Our History

This fellowship of Christians was organized as a local church on January 11, 1835, in the home of Alexander Shaw, one of the early Scot-Irish settlers in North Mississippi. Originally the church was named Neriah Church, but shortly thereafter it was re-designated Ebenezer Church. In 1836 members migrated to this area, and on Jan 11, 1841, the church was renamed College Presbyterian Church in recognition of the founding of the North Mississippi College. In 1842 the congregation paid $400 for 23 acres on which to construct a public place of worship. The sanctuary, built in 1844 under the direction of Francis Timmons, is the oldest Presbyterian structure in North Mississippi and the oldest church building of any denomination in the Oxford area. Constructed of bricks fired on the site, the building was completed in 1846 at a total cost of $2,809.75. The pulpit, the pews, and the pew gates are the original furnishings. Events of interest include the encampment on these grounds by Union troops of Generals Grant and Sherman, and the marriage of author William Faulkner. The church cemetery contains a number of unmarked Union soldiers’ graves, along with slave burial sites and many Confederate soldiers’ burial sites.
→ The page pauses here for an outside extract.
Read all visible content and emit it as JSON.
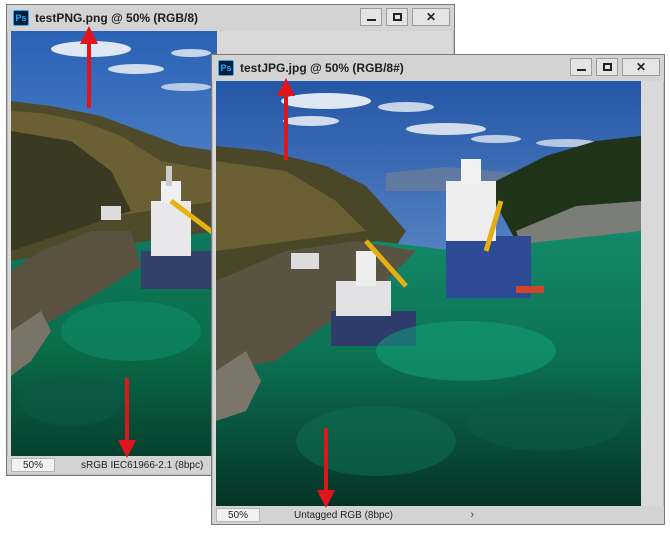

The Session’s original Minutes, dating back to the 1835 organizational meeting, are safeguarded in a local bank.